Muscle injuries are common in athletic or working dogs during periods of high activity; however, even companion dogs can hurt themselves from falling, exercising, or playing. These injuries can occur as a result of fights or accidents, as well. These injuries range from mild to severe and can be chronic or acute. Chronic muscle injuries, such as a sprain that won’t heal, are long-lasting. On the other hand, acute muscle injuries are sudden, like tears or pulls.
Muscle tears can be a result of direct or indirect injury or trauma. For example, your dog could tear a hip muscle because of overexertion while jumping up to catch a ball. Other causes of muscle tears include the following:
- Orthopedic problems, such as hip dysplasia
- Repetitive or intensive training
- Not warming up before exercising
- Excessive force on the iliopsoas muscle
- Trauma, such as slipping into splayed leg position
Sprains in a dog’s muscles can occur in the tendon, ligament, or muscle due to minor twists or blows to the joint. Severe sprains can even cause joint damage. These can result from accidents, exercise, or a number of other incidents.
Clinical Signs of Muscle Injuries in Dogs
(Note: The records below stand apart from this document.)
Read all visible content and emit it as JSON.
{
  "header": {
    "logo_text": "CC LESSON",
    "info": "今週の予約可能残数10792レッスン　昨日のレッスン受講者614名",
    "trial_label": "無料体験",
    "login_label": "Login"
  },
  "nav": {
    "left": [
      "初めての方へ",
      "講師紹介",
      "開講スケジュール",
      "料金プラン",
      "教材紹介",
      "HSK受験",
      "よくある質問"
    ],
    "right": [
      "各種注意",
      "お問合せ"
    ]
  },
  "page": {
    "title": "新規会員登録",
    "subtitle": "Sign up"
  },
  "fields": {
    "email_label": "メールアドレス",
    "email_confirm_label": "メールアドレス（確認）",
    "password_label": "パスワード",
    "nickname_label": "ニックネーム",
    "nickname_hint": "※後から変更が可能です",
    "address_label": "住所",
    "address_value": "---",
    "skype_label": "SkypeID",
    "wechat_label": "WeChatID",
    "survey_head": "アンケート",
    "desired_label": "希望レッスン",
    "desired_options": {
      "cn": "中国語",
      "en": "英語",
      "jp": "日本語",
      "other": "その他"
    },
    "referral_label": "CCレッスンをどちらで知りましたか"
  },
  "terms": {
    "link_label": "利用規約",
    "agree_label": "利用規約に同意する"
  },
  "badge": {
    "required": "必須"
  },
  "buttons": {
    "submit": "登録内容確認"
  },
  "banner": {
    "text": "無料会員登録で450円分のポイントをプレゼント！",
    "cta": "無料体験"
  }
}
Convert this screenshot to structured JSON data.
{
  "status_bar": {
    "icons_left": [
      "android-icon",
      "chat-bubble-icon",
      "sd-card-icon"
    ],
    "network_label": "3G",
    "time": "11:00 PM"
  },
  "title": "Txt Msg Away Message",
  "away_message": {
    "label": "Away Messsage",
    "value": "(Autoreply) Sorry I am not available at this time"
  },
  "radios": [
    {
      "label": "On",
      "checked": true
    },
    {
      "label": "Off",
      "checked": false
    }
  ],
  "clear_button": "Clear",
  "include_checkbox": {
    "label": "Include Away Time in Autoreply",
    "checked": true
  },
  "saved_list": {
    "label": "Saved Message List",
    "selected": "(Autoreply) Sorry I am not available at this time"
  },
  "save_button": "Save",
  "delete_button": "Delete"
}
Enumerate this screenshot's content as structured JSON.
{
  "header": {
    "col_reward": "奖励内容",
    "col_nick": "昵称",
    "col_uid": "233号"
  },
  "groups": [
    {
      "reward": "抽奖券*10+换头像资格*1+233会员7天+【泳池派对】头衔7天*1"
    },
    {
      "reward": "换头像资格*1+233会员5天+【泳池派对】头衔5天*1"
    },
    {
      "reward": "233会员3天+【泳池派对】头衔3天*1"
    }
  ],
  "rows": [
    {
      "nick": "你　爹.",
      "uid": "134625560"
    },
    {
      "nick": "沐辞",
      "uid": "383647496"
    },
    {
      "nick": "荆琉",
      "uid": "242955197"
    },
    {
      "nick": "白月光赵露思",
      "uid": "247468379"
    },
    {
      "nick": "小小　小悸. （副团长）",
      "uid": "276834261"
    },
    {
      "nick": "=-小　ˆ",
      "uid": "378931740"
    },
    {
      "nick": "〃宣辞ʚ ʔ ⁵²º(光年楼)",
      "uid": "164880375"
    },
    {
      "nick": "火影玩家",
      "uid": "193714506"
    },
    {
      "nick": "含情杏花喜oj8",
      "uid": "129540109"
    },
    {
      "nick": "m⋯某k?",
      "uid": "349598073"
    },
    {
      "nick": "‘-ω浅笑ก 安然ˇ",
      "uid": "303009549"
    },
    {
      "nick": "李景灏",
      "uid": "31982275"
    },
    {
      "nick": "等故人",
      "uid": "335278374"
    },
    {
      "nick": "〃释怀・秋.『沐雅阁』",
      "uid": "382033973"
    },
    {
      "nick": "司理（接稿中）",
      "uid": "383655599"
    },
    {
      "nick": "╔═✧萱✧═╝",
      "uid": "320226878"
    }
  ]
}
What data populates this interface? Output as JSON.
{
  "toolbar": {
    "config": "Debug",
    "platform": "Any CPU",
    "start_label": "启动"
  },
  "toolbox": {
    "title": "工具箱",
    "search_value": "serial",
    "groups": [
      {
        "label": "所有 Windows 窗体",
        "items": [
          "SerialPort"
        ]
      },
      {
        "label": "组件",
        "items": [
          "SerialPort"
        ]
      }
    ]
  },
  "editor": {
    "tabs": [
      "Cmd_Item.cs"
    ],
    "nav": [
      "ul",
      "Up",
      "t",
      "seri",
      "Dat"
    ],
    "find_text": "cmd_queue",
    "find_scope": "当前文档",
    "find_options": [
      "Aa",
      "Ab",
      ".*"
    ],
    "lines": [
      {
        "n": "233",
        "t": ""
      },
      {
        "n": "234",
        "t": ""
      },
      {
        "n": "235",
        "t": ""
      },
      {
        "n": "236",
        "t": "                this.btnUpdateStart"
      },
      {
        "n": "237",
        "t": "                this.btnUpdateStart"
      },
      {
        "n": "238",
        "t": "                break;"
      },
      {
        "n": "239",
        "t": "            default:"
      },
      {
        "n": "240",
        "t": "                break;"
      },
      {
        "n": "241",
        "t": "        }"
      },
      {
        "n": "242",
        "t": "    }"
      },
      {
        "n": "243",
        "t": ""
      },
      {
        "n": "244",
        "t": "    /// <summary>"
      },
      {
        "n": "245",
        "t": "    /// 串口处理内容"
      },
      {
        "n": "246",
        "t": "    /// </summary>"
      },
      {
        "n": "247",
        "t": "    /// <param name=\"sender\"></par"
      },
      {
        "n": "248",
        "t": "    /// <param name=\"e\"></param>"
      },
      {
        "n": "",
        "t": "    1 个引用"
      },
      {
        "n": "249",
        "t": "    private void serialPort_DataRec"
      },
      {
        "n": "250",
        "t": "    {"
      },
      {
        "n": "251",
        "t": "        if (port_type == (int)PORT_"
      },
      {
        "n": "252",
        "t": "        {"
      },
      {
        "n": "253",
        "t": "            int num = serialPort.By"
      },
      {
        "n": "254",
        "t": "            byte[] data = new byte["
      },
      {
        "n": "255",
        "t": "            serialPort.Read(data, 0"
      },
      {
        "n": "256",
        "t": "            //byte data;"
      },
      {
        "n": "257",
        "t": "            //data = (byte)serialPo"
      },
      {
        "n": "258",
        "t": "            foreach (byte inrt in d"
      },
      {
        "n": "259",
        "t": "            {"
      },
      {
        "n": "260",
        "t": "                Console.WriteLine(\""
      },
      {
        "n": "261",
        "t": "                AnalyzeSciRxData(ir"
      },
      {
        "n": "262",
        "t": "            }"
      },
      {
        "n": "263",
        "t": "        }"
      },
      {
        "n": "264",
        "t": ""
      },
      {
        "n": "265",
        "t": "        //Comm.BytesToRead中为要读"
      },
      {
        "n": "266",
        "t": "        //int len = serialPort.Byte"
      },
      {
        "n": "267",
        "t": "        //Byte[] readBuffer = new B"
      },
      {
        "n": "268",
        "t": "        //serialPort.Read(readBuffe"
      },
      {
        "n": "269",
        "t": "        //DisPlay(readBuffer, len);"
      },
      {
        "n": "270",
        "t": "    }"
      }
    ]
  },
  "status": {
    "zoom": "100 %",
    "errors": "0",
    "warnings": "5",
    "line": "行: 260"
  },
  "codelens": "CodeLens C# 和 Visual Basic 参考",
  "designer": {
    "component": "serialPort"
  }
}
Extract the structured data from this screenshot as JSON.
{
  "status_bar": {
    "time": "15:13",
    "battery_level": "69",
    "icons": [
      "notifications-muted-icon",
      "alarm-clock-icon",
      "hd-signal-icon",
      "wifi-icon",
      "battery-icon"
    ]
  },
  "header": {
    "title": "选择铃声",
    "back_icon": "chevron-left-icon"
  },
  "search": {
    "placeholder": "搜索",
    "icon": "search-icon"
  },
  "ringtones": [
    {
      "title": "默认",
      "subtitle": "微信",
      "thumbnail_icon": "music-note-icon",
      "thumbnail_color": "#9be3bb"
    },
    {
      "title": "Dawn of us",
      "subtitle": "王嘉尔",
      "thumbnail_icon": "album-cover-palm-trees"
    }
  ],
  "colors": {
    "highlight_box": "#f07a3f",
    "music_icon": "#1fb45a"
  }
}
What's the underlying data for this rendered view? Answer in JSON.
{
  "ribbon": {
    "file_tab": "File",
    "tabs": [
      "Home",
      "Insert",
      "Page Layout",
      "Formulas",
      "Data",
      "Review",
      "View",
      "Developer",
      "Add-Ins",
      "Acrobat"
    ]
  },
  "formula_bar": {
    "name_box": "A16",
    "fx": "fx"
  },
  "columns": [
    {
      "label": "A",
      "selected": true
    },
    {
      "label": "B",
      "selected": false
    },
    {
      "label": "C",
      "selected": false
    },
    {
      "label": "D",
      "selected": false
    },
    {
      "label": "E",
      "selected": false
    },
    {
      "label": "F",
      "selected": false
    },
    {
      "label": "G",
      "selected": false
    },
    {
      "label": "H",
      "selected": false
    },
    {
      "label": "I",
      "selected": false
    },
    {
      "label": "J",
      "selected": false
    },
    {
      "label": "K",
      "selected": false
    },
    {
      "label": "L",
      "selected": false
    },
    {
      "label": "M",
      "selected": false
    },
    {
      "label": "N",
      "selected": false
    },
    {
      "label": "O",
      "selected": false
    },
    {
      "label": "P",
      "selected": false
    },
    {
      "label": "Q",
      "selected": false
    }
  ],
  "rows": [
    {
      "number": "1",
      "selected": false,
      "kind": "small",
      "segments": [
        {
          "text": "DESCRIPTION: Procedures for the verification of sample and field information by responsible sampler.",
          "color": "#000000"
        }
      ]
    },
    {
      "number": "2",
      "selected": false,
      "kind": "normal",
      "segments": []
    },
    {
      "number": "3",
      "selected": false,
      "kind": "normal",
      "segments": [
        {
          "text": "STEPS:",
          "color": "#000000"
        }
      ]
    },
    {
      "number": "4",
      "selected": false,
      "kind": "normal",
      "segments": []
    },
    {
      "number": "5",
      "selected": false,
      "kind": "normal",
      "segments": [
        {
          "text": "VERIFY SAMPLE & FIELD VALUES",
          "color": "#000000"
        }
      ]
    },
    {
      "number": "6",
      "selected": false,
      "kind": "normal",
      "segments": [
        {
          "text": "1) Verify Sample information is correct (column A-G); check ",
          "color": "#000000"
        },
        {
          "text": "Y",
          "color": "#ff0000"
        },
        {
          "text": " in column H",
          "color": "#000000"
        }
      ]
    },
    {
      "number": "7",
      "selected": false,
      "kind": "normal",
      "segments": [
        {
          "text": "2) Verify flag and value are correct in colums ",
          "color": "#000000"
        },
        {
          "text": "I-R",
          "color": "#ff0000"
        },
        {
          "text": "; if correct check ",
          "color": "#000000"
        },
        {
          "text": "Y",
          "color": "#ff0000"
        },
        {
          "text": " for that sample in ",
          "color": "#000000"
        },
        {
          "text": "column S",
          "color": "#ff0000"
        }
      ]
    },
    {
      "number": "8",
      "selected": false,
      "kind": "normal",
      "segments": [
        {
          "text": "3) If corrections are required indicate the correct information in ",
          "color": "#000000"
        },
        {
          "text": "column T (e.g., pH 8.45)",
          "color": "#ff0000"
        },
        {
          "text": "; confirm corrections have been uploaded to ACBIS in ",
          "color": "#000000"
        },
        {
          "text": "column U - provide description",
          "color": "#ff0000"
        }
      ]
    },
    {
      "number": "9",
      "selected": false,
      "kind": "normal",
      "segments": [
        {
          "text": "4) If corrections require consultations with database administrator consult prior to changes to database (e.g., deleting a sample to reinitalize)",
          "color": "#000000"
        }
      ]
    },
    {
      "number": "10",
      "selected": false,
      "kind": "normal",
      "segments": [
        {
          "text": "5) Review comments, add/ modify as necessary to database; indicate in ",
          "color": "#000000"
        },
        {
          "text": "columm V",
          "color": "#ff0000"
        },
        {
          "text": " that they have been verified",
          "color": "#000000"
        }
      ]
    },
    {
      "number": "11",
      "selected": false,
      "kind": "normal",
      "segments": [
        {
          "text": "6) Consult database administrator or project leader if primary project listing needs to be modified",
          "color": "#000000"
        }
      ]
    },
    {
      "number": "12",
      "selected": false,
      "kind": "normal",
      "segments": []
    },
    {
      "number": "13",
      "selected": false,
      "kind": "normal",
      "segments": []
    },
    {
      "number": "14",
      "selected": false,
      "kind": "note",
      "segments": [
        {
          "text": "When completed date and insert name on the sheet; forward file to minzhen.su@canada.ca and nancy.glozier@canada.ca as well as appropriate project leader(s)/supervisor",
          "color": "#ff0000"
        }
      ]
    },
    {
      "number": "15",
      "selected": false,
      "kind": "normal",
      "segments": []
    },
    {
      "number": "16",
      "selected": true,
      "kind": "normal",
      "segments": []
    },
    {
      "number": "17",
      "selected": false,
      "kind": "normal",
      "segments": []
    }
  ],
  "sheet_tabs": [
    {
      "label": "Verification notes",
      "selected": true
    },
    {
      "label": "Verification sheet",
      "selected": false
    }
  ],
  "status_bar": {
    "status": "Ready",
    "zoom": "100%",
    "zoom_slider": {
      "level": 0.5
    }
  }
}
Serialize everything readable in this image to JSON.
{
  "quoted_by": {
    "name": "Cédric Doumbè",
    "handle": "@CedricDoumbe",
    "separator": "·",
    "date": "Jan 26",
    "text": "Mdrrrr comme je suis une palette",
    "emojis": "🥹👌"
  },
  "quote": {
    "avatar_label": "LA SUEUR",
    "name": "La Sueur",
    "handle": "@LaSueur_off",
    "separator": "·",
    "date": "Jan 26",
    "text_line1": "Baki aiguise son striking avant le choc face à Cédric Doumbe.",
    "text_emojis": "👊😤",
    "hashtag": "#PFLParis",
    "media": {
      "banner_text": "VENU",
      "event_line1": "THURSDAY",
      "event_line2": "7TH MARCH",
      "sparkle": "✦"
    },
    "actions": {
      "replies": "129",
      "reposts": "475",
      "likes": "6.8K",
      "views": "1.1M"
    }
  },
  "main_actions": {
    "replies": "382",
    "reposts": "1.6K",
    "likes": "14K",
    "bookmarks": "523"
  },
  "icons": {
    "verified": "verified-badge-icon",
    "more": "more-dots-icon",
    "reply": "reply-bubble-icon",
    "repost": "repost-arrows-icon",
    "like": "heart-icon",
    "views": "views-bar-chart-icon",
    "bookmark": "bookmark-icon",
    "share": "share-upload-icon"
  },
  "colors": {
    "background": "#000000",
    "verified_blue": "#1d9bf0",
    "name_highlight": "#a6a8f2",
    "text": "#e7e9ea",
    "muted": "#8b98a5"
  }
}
If something is causing your dog pain or discomfort, they may not show signs right away, and it might be difficult to realize they have a muscle injury. Lameness is one of the most common signs of muscle injury. Limping, swelling, and inability to bear weight are additional signs that they might be in pain.
A pet owner may be concerned that their dog is injured if they were in an accident or fight with another dog. To check for injuries, owners can press on certain points of the dog’s body to see if they are sore, warm, swollen, or out of place. Early detection and treatment are the best ways to resolve acute injuries in dogs.
Diagnosis of Muscle Injuries in Dogs
If you notice that your dog is showing the clinical signs of a muscle injury, you should take them to visit your veterinarian as soon as possible. To diagnose muscle injuries, vets will start with a full-body physical exam. Additional testing may be ordered to determine a more accurate diagnosis. Various imaging modalities like radiography, ultrasound, and MRI can provide images of the injury so that a suitable treatment plan can be implemented. These tests will also notice any possible injury to the bone, such as a fracture or break.
Treatment of Muscle Injuries in Dogs
An appropriate course of treatment is crucial to preventing further injury or damage to the muscles, ligaments, or tendons. For acute muscle injuries, most dogs will need four to six weeks of rest and recovery. For the first couple of weeks, the patient will only be allowed very limited activity, like going outside to use the bathroom. Stretching, massaging, and applying ice packs are also beneficial and speed up the recovery process.
After several weeks, low-impact activities can slowly be introduced. These activities include short leash walks and controlled swimming. It will take some time before normal activities can be resumed.
Physical therapy may be recommended for some patients, especially those with severe or chronic injuries. Surgery may even be required for harsh muscle tears or patients with fibrosis.
If the patient has persistent pain during the recovery process, the vet may prescribe a medication to manage the pain. Nonsteroidal anti-inflammatory (NSAID) medications will help ease inflammation and discomfort. Muscle relaxants and femoral nerve compressions may be given to patients that underwent surgery or those with serious injuries. The veterinarian may recommend a brace or bandage to stabilize the limb and prevent the injury from worsening.
Obesity and inactivity increase the chance of muscle injuries. These patients may require a restricted diet during the recovery process. Additionally, losing weight will decrease the possibility of reoccurring injuries.
For dogs to stand on all fours, it requires a significant amount of energy, strength, and flexibility, causing a high chance of injury to leg muscles. If you are concerned that your dog has been injured, consult your veterinarian as soon as possible to ensure your furry friend makes a full recovery.